START HERE

First time visit the ARTb series online?

Welcome!

If you’re already familiar with our activities and books then feel free to skip this tutorial and proceed to the SHOP tab in the menu where books can be searched by instruction set, series, age, and title. Check out the Blog/Events tab for information on upcoming conventions and locations where we can be found in person. And please take a moment to like our facebook page, instagram, and or twitter feed.

ARTb is an extensive set of exercises and activity books designed to help develop executive functioning and creativity in children and adults alike. The design theory behind how each activity is created intentionally incorporates the broadest spectrum of abilities while concentrating on sparking creative confidence and self-efficacy.

TUTORIAL FOR PARENTS:
ARTb can be introduced to children as young as two effectively. That being said, we realize that many parents haven’t any history in coaching or teaching young children in a formal manner and therefore might like some tips and tricks to guiding your child into the practice.

For this reason we have developed an introductory .PDF with sample exercises and scripts to set your process and expectations by:
DOWNLOAD the START-HERE .PDF FOR PARENTS HERE


THE DEVELOPMENTAL CURVE


GLOSSARY of Terms:

CRUMPLING:
Altering flat material by condensing and crushing the material into a more three-dimensional form
“James crumpled up the piece of paper and thew it in the wastebasket”

TEARING:
Ripping a material to some extent
“Suzy always tears the gift wrapping away with such excitement!”

DIRECTIONAL TEARING:
Ripping a material with intent on the direction and final result of such action

GLUING:
Sticking one item to another with the use of an adhesive substance
“She dabbed the tissue paper into some glue and stuck it onto the canvas.”

CUTTING:
Using scissors or another sharp tool to carefully severe a material at intentional points
“He cut a perfect circle from that paper with his scissors.”

FOLDING:
Intentionally creasing material to allow for different spatial configurations
“It is said that one cannot fold a piece of paper more than 7 times; but is that true?”

MATCHING:
Identifying like items according to various features.
“Those two solid black hexagons match.”

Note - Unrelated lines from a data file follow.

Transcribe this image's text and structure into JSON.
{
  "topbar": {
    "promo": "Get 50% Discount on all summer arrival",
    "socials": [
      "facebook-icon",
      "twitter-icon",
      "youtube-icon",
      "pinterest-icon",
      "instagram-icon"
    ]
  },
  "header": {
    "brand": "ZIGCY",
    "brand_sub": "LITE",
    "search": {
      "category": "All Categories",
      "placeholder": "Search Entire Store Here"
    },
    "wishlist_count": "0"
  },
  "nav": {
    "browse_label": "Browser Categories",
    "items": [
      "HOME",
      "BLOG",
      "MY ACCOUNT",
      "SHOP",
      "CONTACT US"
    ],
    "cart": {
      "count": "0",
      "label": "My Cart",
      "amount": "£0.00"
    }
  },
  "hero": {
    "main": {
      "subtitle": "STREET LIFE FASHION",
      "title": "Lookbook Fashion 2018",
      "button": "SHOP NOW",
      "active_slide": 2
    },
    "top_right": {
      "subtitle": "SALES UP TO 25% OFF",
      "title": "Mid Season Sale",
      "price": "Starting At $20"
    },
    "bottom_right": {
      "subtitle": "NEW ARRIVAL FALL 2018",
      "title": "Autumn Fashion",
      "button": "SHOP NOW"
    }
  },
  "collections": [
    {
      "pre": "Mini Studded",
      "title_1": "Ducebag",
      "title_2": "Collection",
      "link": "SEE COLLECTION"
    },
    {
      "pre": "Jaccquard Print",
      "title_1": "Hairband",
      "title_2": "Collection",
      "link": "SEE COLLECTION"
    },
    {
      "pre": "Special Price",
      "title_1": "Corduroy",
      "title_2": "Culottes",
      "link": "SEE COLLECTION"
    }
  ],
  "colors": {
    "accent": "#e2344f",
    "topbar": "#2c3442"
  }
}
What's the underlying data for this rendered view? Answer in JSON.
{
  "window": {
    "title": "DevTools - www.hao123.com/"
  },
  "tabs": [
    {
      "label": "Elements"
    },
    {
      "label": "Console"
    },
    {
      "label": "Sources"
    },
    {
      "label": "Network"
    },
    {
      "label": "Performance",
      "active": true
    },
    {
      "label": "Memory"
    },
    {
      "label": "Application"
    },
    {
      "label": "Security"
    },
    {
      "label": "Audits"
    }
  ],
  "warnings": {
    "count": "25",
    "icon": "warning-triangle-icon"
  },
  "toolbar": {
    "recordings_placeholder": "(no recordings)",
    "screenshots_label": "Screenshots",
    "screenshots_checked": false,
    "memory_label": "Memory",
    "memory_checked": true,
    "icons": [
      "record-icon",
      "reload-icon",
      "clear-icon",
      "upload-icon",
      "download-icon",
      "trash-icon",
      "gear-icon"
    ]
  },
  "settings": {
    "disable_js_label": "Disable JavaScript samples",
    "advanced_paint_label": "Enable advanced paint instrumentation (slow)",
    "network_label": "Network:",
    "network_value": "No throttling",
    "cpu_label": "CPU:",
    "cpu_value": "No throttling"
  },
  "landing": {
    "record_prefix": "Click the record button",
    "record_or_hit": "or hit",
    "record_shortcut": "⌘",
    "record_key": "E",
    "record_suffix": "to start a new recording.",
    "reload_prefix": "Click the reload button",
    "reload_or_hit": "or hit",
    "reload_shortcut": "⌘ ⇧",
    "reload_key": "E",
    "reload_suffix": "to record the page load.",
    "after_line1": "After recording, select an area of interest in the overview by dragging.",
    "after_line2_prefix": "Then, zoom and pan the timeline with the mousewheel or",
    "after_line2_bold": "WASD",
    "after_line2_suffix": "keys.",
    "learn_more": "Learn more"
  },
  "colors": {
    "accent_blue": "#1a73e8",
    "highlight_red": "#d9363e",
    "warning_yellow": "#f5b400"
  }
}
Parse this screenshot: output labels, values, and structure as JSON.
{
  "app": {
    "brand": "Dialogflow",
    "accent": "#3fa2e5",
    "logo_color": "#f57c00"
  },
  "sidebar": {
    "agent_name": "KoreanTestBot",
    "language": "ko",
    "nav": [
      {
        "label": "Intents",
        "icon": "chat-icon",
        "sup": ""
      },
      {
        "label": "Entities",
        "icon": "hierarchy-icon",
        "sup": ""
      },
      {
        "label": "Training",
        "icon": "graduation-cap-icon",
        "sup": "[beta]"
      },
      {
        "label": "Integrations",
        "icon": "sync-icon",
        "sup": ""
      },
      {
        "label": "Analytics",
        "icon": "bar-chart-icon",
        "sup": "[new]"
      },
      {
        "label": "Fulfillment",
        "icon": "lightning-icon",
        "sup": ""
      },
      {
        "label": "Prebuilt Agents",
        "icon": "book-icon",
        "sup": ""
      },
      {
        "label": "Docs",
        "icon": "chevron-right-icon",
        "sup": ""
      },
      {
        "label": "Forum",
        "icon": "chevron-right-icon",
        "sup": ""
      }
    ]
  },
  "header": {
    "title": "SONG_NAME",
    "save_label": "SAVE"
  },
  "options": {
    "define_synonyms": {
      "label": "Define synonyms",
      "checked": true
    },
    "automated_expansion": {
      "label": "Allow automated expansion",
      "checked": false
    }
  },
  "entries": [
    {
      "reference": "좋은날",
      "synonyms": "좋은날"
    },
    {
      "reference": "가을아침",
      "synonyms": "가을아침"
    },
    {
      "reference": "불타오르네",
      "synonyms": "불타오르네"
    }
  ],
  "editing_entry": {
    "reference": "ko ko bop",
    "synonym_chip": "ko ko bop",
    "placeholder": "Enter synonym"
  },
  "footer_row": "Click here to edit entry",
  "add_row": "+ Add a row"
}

TAPING:
Stick two materials together using a third material with at least one adhesive side.
“We will tape the two pieces together with a strip of duct tape.”